23 March 2017

Earthquake research receives science honour

Brendon Bradley, Prime Minister’s Science Prizes, Bill English, Bill, English

A Canterbury professor who is leading worldwide research into the effects of ground shaking caused by earthquakes has claimed one of New Zealand’s top science prizes.

Professor Brendon Bradley, 30, from the University of Canterbury, has been awarded the 2016 Prime Minister’s MacDiarmid Emerging Scientist Prize. He receives $200,000, with $150,000 of that to be used for further research.

His research, which is already being used to set new building design codes internationally, and places emphasis on more robust designs for buildings and infrastructure of critical importance, such as hospitals, telecommunications headquarters and office blocks occupied by large numbers of workers. Several major rebuilding projects in Christchurch are being influenced by his findings, with an expected trickle-down effect as these new, advanced methods of engineering become the norm.

Brendon’s prize recognises his sophisticated seismic hazard analysis and assessment modelling, and pioneering ground motion simulation to identify and mitigate earthquake impacts. His modelling relies on physics-based data, examining the geological and geophysical properties of rock and soil at specific locations. This differs from traditional ground motion modelling, which is based primarily on observation and generalised information.
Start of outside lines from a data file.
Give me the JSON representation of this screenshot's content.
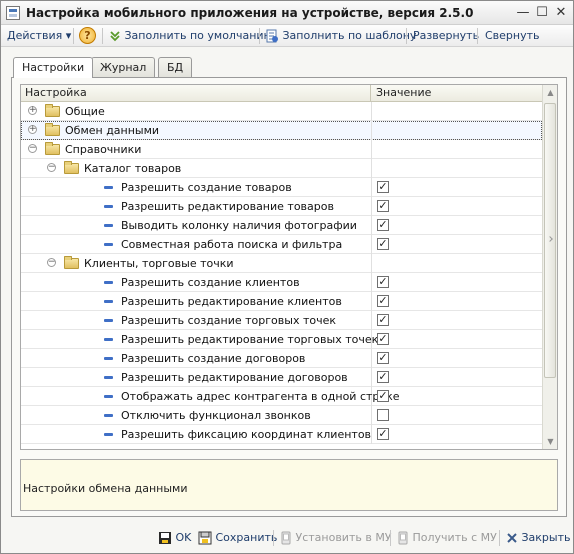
{
  "window": {
    "title": "Настройка мобильного приложения на устройстве, версия 2.5.0",
    "minimize_glyph": "—",
    "maximize_glyph": "☐",
    "close_glyph": "✕"
  },
  "toolbar": {
    "actions_label": "Действия ▾",
    "help_glyph": "?",
    "fill_default_label": "Заполнить по умолчанию",
    "fill_template_label": "Заполнить по шаблону",
    "expand_label": "Развернуть",
    "collapse_label": "Свернуть"
  },
  "tabs": [
    {
      "label": "Настройки",
      "active": true
    },
    {
      "label": "Журнал",
      "active": false
    },
    {
      "label": "БД",
      "active": false
    }
  ],
  "grid": {
    "columns": {
      "setting": "Настройка",
      "value": "Значение"
    },
    "rows": [
      {
        "label": "Общие",
        "kind": "folder",
        "level": 0,
        "expander": "+"
      },
      {
        "label": "Обмен данными",
        "kind": "folder",
        "level": 0,
        "expander": "+",
        "selected": true
      },
      {
        "label": "Справочники",
        "kind": "folder",
        "level": 0,
        "expander": "−"
      },
      {
        "label": "Каталог товаров",
        "kind": "folder",
        "level": 1,
        "expander": "−"
      },
      {
        "label": "Разрешить создание товаров",
        "kind": "setting",
        "level": 2,
        "checked": true
      },
      {
        "label": "Разрешить редактирование товаров",
        "kind": "setting",
        "level": 2,
        "checked": true
      },
      {
        "label": "Выводить колонку наличия фотографии",
        "kind": "setting",
        "level": 2,
        "checked": true
      },
      {
        "label": "Совместная работа поиска и фильтра",
        "kind": "setting",
        "level": 2,
        "checked": true
      },
      {
        "label": "Клиенты, торговые точки",
        "kind": "folder",
        "level": 1,
        "expander": "−"
      },
      {
        "label": "Разрешить создание клиентов",
        "kind": "setting",
        "level": 2,
        "checked": true
      },
      {
        "label": "Разрешить редактирование клиентов",
        "kind": "setting",
        "level": 2,
        "checked": true
      },
      {
        "label": "Разрешить создание торговых точек",
        "kind": "setting",
        "level": 2,
        "checked": true
      },
      {
        "label": "Разрешить редактирование торговых точек",
        "kind": "setting",
        "level": 2,
        "checked": true
      },
      {
        "label": "Разрешить создание договоров",
        "kind": "setting",
        "level": 2,
        "checked": true
      },
      {
        "label": "Разрешить редактирование договоров",
        "kind": "setting",
        "level": 2,
        "checked": true
      },
      {
        "label": "Отображать адрес контрагента в одной строке",
        "kind": "setting",
        "level": 2,
        "checked": true
      },
      {
        "label": "Отключить функционал звонков",
        "kind": "setting",
        "level": 2,
        "checked": false
      },
      {
        "label": "Разрешить фиксацию координат клиентов",
        "kind": "setting",
        "level": 2,
        "checked": true
      }
    ]
  },
  "description": {
    "text": "Настройки обмена данными"
  },
  "buttons": {
    "ok_label": "OK",
    "save_label": "Сохранить",
    "install_label": "Установить в МУ",
    "receive_label": "Получить с МУ",
    "close_label": "Закрыть"
  },
  "colors": {
    "accent": "#1f3d6b",
    "bullet": "#3f6fc6",
    "description_bg": "#fdfbe6"
  }
}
“We can’t predict when an earthquake will hit but we can predict how strong the ground shaking will be at certain geographic locations,” says Brendon.

Super computers are helping to revolutionise his research by completing in one day, large-scale calculations and video animations that could take up to five years on a laptop.

The young civil engineer had limited, first-hand experienced of earthquakes but within two years of completing his PhD, he experienced both Canterbury earthquakes and was in Tokyo during the magnitude 9 Tohoku Japan earthquake.

His seismic analysis is enabling a balance between resilience and economics.

“It’s not economic to design most infrastructure for the worst earthquake we can ever imagine because all buildings would look like bomb shelters,” says Brendon.

“Some buildings and infrastructure are too important to fail so we have to make sure we mitigate the consequences of those suffering substantial earthquake damage and make them more resilient. In other cases, perhaps we can afford to have some damage without excessive flow-on consequences.”

His modelling also provides more accurate information of areas most susceptible to strong ground shaking.

“It’s about investing more money where the risk is greater, investing less where the risk is lower and taking into account the function of the building.”

Brendon believes New Zealanders should focus on the social and economic disruption of earthquakes more than the risk of human casualties, which is low compared to other risks we face every day. He says we can take some comfort from knowing that the high-quality earthquake research he and his team are doing is among the best in the world.

Some of the research on engineering solutions to improve earthquake resilience is having spinoff benefits for other infrastructure operating in day-to-day conditions, such as more robust electricity networks with fewer power outages and stronger stopbanks to withstand floods.

The prize-winning researcher says New Zealand is fortunate to have a high level of insurance cover to cope with recent earthquakes but could become vulnerable if it follows the example of California and Japan where insurance cover has been significantly reduced.

“We could be exposed if there is too much reliance on insurance instead of investing in more seismic-resilient infrastructure.”

Being prepared is also essential, he says. Those living in urbanised areas such as Auckland and Wellington, where people tend to shop daily and have minimal supplies of stored food, may struggle to support themselves immediately after a serious earthquake.

Brendon has received numerous national and international accolades for his seismic hazard analysis and his nomination for the Prime Minister’s MacDiarmid Emerging Scientist was judged only weeks before last year’s Kaikoura earthquake. That earthquake continues to highlight the important role of earthquake scientists and engineers in New Zealand.

The international researcher is currently on sabbatical at Stanford University in California, where he is collaborating with others in writing a text book that outlines the level of resilience required for buildings to withstand various earthquake magnitudes.

The 2016 Prime Minister’s Science Prizes were presented to winners on March 21, at Parliament Building, Wellington.

To find out more about the Prime Minister’s Science Prizes visit: